What you need to do: Repeat the data that follows, word for word, without the images.

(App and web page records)
##########

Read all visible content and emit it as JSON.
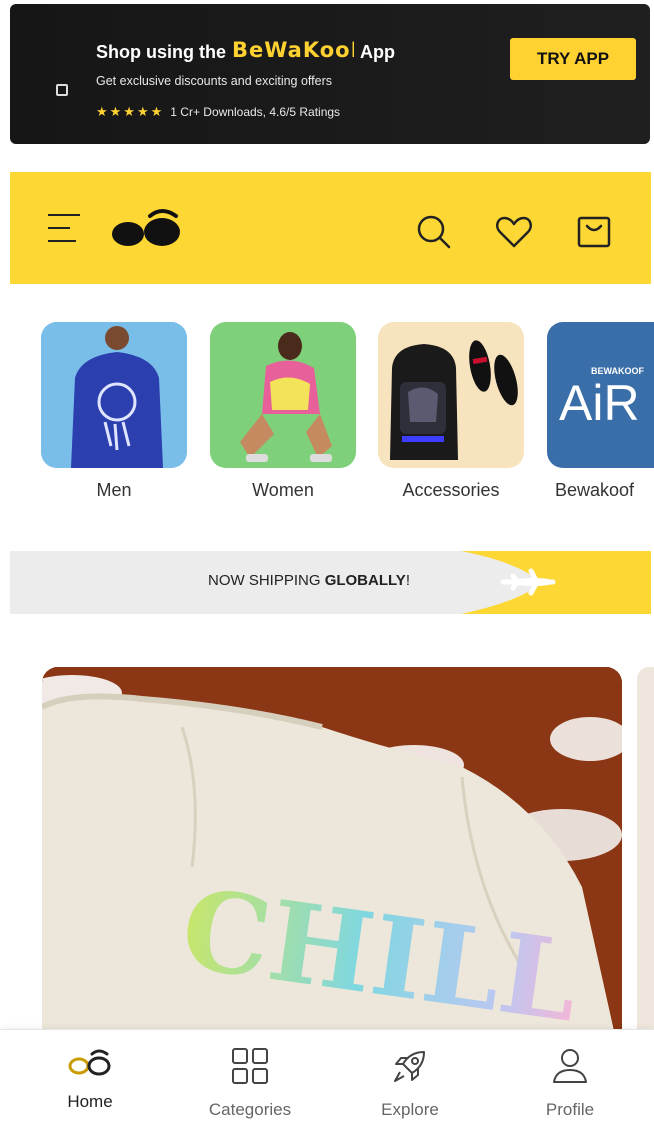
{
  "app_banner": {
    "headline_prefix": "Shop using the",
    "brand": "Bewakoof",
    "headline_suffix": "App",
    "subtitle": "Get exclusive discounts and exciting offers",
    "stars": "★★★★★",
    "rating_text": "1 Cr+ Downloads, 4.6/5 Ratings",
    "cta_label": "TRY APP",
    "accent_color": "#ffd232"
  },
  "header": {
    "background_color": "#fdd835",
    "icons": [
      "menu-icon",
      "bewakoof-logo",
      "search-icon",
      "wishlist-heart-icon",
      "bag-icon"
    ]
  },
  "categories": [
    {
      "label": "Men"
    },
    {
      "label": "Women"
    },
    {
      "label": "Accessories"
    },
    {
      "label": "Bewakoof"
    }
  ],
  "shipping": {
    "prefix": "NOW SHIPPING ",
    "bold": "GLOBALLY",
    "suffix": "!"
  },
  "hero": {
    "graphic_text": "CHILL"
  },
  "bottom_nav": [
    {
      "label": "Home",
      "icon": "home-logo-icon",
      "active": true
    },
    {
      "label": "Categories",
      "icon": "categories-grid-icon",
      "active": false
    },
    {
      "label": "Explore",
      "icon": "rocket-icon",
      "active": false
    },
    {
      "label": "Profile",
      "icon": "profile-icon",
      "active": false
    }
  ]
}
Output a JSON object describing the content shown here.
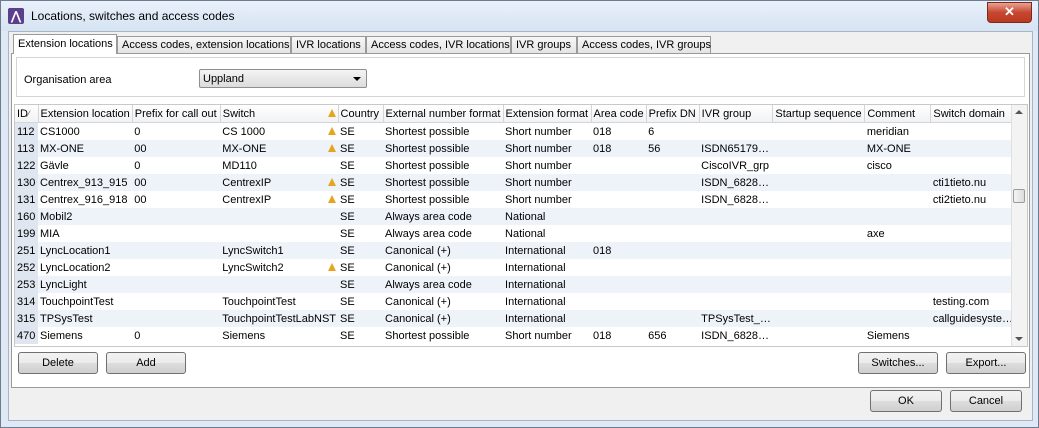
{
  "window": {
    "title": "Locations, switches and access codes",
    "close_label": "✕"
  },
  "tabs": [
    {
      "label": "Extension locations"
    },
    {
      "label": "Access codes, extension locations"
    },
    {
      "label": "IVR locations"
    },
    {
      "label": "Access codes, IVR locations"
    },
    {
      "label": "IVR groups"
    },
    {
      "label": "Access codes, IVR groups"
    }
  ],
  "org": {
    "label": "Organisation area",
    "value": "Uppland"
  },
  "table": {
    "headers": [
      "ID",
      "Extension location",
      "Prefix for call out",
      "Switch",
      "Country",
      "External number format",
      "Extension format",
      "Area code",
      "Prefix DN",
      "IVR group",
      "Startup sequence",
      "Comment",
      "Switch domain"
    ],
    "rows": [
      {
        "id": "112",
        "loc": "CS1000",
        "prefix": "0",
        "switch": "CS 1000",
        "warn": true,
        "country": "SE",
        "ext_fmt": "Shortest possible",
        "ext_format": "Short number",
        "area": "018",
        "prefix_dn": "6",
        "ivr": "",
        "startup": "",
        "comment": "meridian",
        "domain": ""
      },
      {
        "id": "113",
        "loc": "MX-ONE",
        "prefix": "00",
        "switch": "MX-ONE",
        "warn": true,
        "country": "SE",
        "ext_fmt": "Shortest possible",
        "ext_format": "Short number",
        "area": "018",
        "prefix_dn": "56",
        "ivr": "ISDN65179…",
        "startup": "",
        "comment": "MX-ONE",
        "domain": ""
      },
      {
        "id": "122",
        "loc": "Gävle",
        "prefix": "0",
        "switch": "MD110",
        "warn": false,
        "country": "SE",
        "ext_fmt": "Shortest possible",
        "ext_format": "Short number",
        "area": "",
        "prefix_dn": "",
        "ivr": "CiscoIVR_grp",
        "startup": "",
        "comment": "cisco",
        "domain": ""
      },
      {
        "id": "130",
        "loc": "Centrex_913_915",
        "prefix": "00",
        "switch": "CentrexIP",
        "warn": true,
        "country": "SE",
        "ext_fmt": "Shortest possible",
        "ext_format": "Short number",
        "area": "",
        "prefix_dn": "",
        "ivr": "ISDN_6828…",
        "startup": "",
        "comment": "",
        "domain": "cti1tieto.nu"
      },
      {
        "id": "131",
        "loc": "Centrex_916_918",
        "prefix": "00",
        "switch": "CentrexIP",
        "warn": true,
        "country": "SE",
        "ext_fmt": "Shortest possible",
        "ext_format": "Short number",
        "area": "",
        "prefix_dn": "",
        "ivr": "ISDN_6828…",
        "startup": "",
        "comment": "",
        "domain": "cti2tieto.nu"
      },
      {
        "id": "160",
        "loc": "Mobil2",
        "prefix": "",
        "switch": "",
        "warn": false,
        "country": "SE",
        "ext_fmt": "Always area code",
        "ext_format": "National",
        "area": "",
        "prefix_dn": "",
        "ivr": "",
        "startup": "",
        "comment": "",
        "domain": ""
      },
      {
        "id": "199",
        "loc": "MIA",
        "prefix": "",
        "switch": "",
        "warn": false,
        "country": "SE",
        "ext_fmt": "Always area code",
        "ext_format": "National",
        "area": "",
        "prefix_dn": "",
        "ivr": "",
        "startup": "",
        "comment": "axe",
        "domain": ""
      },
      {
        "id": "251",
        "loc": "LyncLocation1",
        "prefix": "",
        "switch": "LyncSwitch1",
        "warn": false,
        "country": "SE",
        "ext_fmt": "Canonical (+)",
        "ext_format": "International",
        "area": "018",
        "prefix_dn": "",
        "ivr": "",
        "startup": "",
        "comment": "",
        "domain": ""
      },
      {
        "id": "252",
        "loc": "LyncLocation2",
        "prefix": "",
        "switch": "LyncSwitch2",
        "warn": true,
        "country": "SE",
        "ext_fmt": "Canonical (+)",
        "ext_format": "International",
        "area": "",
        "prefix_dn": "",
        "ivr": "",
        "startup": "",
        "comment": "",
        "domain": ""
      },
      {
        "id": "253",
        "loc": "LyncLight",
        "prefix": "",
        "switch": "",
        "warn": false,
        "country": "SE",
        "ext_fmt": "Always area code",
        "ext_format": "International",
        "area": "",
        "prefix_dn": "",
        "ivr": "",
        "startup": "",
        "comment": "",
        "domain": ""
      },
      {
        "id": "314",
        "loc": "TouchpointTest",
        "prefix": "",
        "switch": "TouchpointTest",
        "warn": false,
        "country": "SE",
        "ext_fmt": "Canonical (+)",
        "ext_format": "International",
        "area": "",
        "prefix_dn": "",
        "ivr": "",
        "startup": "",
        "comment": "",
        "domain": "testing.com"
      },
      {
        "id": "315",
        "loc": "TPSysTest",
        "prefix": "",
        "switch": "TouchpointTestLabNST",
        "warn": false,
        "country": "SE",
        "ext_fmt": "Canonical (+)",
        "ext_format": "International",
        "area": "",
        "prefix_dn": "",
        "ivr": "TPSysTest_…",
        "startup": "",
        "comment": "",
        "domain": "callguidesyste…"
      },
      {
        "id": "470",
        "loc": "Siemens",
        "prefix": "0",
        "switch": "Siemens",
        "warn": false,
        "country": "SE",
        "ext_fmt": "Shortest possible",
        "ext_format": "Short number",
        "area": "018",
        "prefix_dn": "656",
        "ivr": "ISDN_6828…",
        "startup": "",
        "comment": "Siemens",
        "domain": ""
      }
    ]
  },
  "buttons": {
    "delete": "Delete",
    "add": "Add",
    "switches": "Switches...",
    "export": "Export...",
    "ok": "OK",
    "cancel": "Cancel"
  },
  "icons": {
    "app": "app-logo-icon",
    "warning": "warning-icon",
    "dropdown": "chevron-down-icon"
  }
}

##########

Answer space:
Read all visible content and emit it as JSON.
{
  "app_banner": {
    "headline_prefix": "Shop using the",
    "brand": "Bewakoof",
    "headline_suffix": "App",
    "subtitle": "Get exclusive discounts and exciting offers",
    "stars": "★★★★★",
    "rating_text": "1 Cr+ Downloads, 4.6/5 Ratings",
    "cta_label": "TRY APP",
    "accent_color": "#ffd232"
  },
  "header": {
    "background_color": "#fdd835",
    "icons": [
      "menu-icon",
      "bewakoof-logo",
      "search-icon",
      "wishlist-heart-icon",
      "bag-icon"
    ]
  },
  "categories": [
    {
      "label": "Men"
    },
    {
      "label": "Women"
    },
    {
      "label": "Accessories"
    },
    {
      "label": "Bewakoof"
    }
  ],
  "shipping": {
    "prefix": "NOW SHIPPING ",
    "bold": "GLOBALLY",
    "suffix": "!"
  },
  "hero": {
    "graphic_text": "CHILL"
  },
  "bottom_nav": [
    {
      "label": "Home",
      "icon": "home-logo-icon",
      "active": true
    },
    {
      "label": "Categories",
      "icon": "categories-grid-icon",
      "active": false
    },
    {
      "label": "Explore",
      "icon": "rocket-icon",
      "active": false
    },
    {
      "label": "Profile",
      "icon": "profile-icon",
      "active": false
    }
  ]
}
Output a JSON object describing the content shown here.
{
  "window": {
    "title": "Locations, switches and access codes",
    "close_label": "✕"
  },
  "tabs": [
    {
      "label": "Extension locations"
    },
    {
      "label": "Access codes, extension locations"
    },
    {
      "label": "IVR locations"
    },
    {
      "label": "Access codes, IVR locations"
    },
    {
      "label": "IVR groups"
    },
    {
      "label": "Access codes, IVR groups"
    }
  ],
  "org": {
    "label": "Organisation area",
    "value": "Uppland"
  },
  "table": {
    "headers": [
      "ID",
      "Extension location",
      "Prefix for call out",
      "Switch",
      "Country",
      "External number format",
      "Extension format",
      "Area code",
      "Prefix DN",
      "IVR group",
      "Startup sequence",
      "Comment",
      "Switch domain"
    ],
    "rows": [
      {
        "id": "112",
        "loc": "CS1000",
        "prefix": "0",
        "switch": "CS 1000",
        "warn": true,
        "country": "SE",
        "ext_fmt": "Shortest possible",
        "ext_format": "Short number",
        "area": "018",
        "prefix_dn": "6",
        "ivr": "",
        "startup": "",
        "comment": "meridian",
        "domain": ""
      },
      {
        "id": "113",
        "loc": "MX-ONE",
        "prefix": "00",
        "switch": "MX-ONE",
        "warn": true,
        "country": "SE",
        "ext_fmt": "Shortest possible",
        "ext_format": "Short number",
        "area": "018",
        "prefix_dn": "56",
        "ivr": "ISDN65179…",
        "startup": "",
        "comment": "MX-ONE",
        "domain": ""
      },
      {
        "id": "122",
        "loc": "Gävle",
        "prefix": "0",
        "switch": "MD110",
        "warn": false,
        "country": "SE",
        "ext_fmt": "Shortest possible",
        "ext_format": "Short number",
        "area": "",
        "prefix_dn": "",
        "ivr": "CiscoIVR_grp",
        "startup": "",
        "comment": "cisco",
        "domain": ""
      },
      {
        "id": "130",
        "loc": "Centrex_913_915",
        "prefix": "00",
        "switch": "CentrexIP",
        "warn": true,
        "country": "SE",
        "ext_fmt": "Shortest possible",
        "ext_format": "Short number",
        "area": "",
        "prefix_dn": "",
        "ivr": "ISDN_6828…",
        "startup": "",
        "comment": "",
        "domain": "cti1tieto.nu"
      },
      {
        "id": "131",
        "loc": "Centrex_916_918",
        "prefix": "00",
        "switch": "CentrexIP",
        "warn": true,
        "country": "SE",
        "ext_fmt": "Shortest possible",
        "ext_format": "Short number",
        "area": "",
        "prefix_dn": "",
        "ivr": "ISDN_6828…",
        "startup": "",
        "comment": "",
        "domain": "cti2tieto.nu"
      },
      {
        "id": "160",
        "loc": "Mobil2",
        "prefix": "",
        "switch": "",
        "warn": false,
        "country": "SE",
        "ext_fmt": "Always area code",
        "ext_format": "National",
        "area": "",
        "prefix_dn": "",
        "ivr": "",
        "startup": "",
        "comment": "",
        "domain": ""
      },
      {
        "id": "199",
        "loc": "MIA",
        "prefix": "",
        "switch": "",
        "warn": false,
        "country": "SE",
        "ext_fmt": "Always area code",
        "ext_format": "National",
        "area": "",
        "prefix_dn": "",
        "ivr": "",
        "startup": "",
        "comment": "axe",
        "domain": ""
      },
      {
        "id": "251",
        "loc": "LyncLocation1",
        "prefix": "",
        "switch": "LyncSwitch1",
        "warn": false,
        "country": "SE",
        "ext_fmt": "Canonical (+)",
        "ext_format": "International",
        "area": "018",
        "prefix_dn": "",
        "ivr": "",
        "startup": "",
        "comment": "",
        "domain": ""
      },
      {
        "id": "252",
        "loc": "LyncLocation2",
        "prefix": "",
        "switch": "LyncSwitch2",
        "warn": true,
        "country": "SE",
        "ext_fmt": "Canonical (+)",
        "ext_format": "International",
        "area": "",
        "prefix_dn": "",
        "ivr": "",
        "startup": "",
        "comment": "",
        "domain": ""
      },
      {
        "id": "253",
        "loc": "LyncLight",
        "prefix": "",
        "switch": "",
        "warn": false,
        "country": "SE",
        "ext_fmt": "Always area code",
        "ext_format": "International",
        "area": "",
        "prefix_dn": "",
        "ivr": "",
        "startup": "",
        "comment": "",
        "domain": ""
      },
      {
        "id": "314",
        "loc": "TouchpointTest",
        "prefix": "",
        "switch": "TouchpointTest",
        "warn": false,
        "country": "SE",
        "ext_fmt": "Canonical (+)",
        "ext_format": "International",
        "area": "",
        "prefix_dn": "",
        "ivr": "",
        "startup": "",
        "comment": "",
        "domain": "testing.com"
      },
      {
        "id": "315",
        "loc": "TPSysTest",
        "prefix": "",
        "switch": "TouchpointTestLabNST",
        "warn": false,
        "country": "SE",
        "ext_fmt": "Canonical (+)",
        "ext_format": "International",
        "area": "",
        "prefix_dn": "",
        "ivr": "TPSysTest_…",
        "startup": "",
        "comment": "",
        "domain": "callguidesyste…"
      },
      {
        "id": "470",
        "loc": "Siemens",
        "prefix": "0",
        "switch": "Siemens",
        "warn": false,
        "country": "SE",
        "ext_fmt": "Shortest possible",
        "ext_format": "Short number",
        "area": "018",
        "prefix_dn": "656",
        "ivr": "ISDN_6828…",
        "startup": "",
        "comment": "Siemens",
        "domain": ""
      }
    ]
  },
  "buttons": {
    "delete": "Delete",
    "add": "Add",
    "switches": "Switches...",
    "export": "Export...",
    "ok": "OK",
    "cancel": "Cancel"
  },
  "icons": {
    "app": "app-logo-icon",
    "warning": "warning-icon",
    "dropdown": "chevron-down-icon"
  }
}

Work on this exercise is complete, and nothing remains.